> **TASK DIRECTIONS**
Your output must reproduce all the records below precisely and contain no pictures.
____________
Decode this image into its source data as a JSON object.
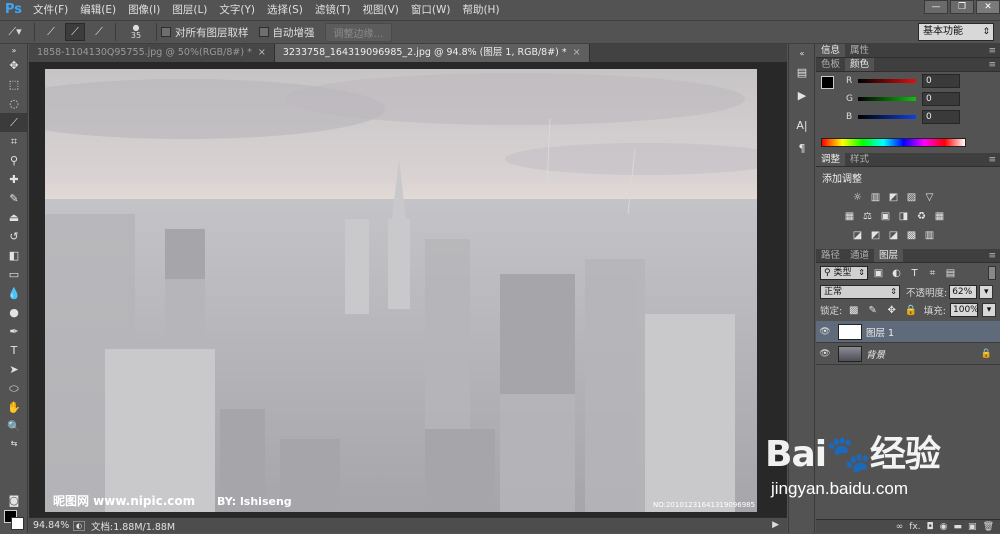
{
  "app": {
    "logo": "Ps"
  },
  "menu": [
    "文件(F)",
    "编辑(E)",
    "图像(I)",
    "图层(L)",
    "文字(Y)",
    "选择(S)",
    "滤镜(T)",
    "视图(V)",
    "窗口(W)",
    "帮助(H)"
  ],
  "window_controls": {
    "minimize": "—",
    "restore": "❐",
    "close": "✕"
  },
  "options_bar": {
    "brush_size": "35",
    "sample_all_layers": "对所有图层取样",
    "auto_enhance": "自动增强",
    "refine_edge": "调整边缘...",
    "workspace": "基本功能"
  },
  "tabs": [
    {
      "label": "1858-1104130Q95755.jpg @ 50%(RGB/8#) *",
      "close": "×"
    },
    {
      "label": "3233758_164319096985_2.jpg @ 94.8% (图层 1, RGB/8#) *",
      "close": "×"
    }
  ],
  "image": {
    "credit_left": "昵图网 www.nipic.com",
    "credit_by": "BY: lshiseng",
    "credit_no": "NO:20101231641319096985"
  },
  "status": {
    "zoom": "94.84%",
    "doc": "文档:1.88M/1.88M",
    "arrow": "▶"
  },
  "panels": {
    "info_tabs": [
      "信息",
      "属性"
    ],
    "color_tabs": [
      "色板",
      "颜色"
    ],
    "rgb": [
      {
        "label": "R",
        "value": "0",
        "color": "#e01010"
      },
      {
        "label": "G",
        "value": "0",
        "color": "#10c010"
      },
      {
        "label": "B",
        "value": "0",
        "color": "#1040e0"
      }
    ],
    "adjust_tabs": [
      "调整",
      "样式"
    ],
    "adjust_title": "添加调整",
    "adjust_icons_row1": [
      "☼",
      "▥",
      "◩",
      "▨",
      "▽"
    ],
    "adjust_icons_row2": [
      "▦",
      "⚖",
      "▣",
      "◨",
      "♻",
      "▦"
    ],
    "adjust_icons_row3": [
      "◪",
      "◩",
      "◪",
      "▩",
      "▥"
    ],
    "layer_tabs": [
      "路径",
      "通道",
      "图层"
    ],
    "filter_kind": "类型",
    "blend_mode": "正常",
    "opacity_label": "不透明度:",
    "opacity_value": "62%",
    "lock_label": "锁定:",
    "fill_label": "填充:",
    "fill_value": "100%",
    "layers": [
      {
        "name": "图层 1",
        "selected": true
      },
      {
        "name": "背景",
        "selected": false,
        "locked": true
      }
    ],
    "footer_icons": [
      "∞",
      "fx.",
      "◘",
      "◉",
      "▬",
      "▣",
      "🗑"
    ]
  },
  "watermark": {
    "logo": "Bai🐾经验",
    "url": "jingyan.baidu.com"
  }
}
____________
> **RESULT FOR THIS EXERCISE**
Decode this image into its source data as a JSON object.
{
  "app": {
    "logo": "Ps"
  },
  "menu": [
    "文件(F)",
    "编辑(E)",
    "图像(I)",
    "图层(L)",
    "文字(Y)",
    "选择(S)",
    "滤镜(T)",
    "视图(V)",
    "窗口(W)",
    "帮助(H)"
  ],
  "window_controls": {
    "minimize": "—",
    "restore": "❐",
    "close": "✕"
  },
  "options_bar": {
    "brush_size": "35",
    "sample_all_layers": "对所有图层取样",
    "auto_enhance": "自动增强",
    "refine_edge": "调整边缘...",
    "workspace": "基本功能"
  },
  "tabs": [
    {
      "label": "1858-1104130Q95755.jpg @ 50%(RGB/8#) *",
      "close": "×"
    },
    {
      "label": "3233758_164319096985_2.jpg @ 94.8% (图层 1, RGB/8#) *",
      "close": "×"
    }
  ],
  "image": {
    "credit_left": "昵图网 www.nipic.com",
    "credit_by": "BY: lshiseng",
    "credit_no": "NO:20101231641319096985"
  },
  "status": {
    "zoom": "94.84%",
    "doc": "文档:1.88M/1.88M",
    "arrow": "▶"
  },
  "panels": {
    "info_tabs": [
      "信息",
      "属性"
    ],
    "color_tabs": [
      "色板",
      "颜色"
    ],
    "rgb": [
      {
        "label": "R",
        "value": "0",
        "color": "#e01010"
      },
      {
        "label": "G",
        "value": "0",
        "color": "#10c010"
      },
      {
        "label": "B",
        "value": "0",
        "color": "#1040e0"
      }
    ],
    "adjust_tabs": [
      "调整",
      "样式"
    ],
    "adjust_title": "添加调整",
    "adjust_icons_row1": [
      "☼",
      "▥",
      "◩",
      "▨",
      "▽"
    ],
    "adjust_icons_row2": [
      "▦",
      "⚖",
      "▣",
      "◨",
      "♻",
      "▦"
    ],
    "adjust_icons_row3": [
      "◪",
      "◩",
      "◪",
      "▩",
      "▥"
    ],
    "layer_tabs": [
      "路径",
      "通道",
      "图层"
    ],
    "filter_kind": "类型",
    "blend_mode": "正常",
    "opacity_label": "不透明度:",
    "opacity_value": "62%",
    "lock_label": "锁定:",
    "fill_label": "填充:",
    "fill_value": "100%",
    "layers": [
      {
        "name": "图层 1",
        "selected": true
      },
      {
        "name": "背景",
        "selected": false,
        "locked": true
      }
    ],
    "footer_icons": [
      "∞",
      "fx.",
      "◘",
      "◉",
      "▬",
      "▣",
      "🗑"
    ]
  },
  "watermark": {
    "logo": "Bai🐾经验",
    "url": "jingyan.baidu.com"
  }
}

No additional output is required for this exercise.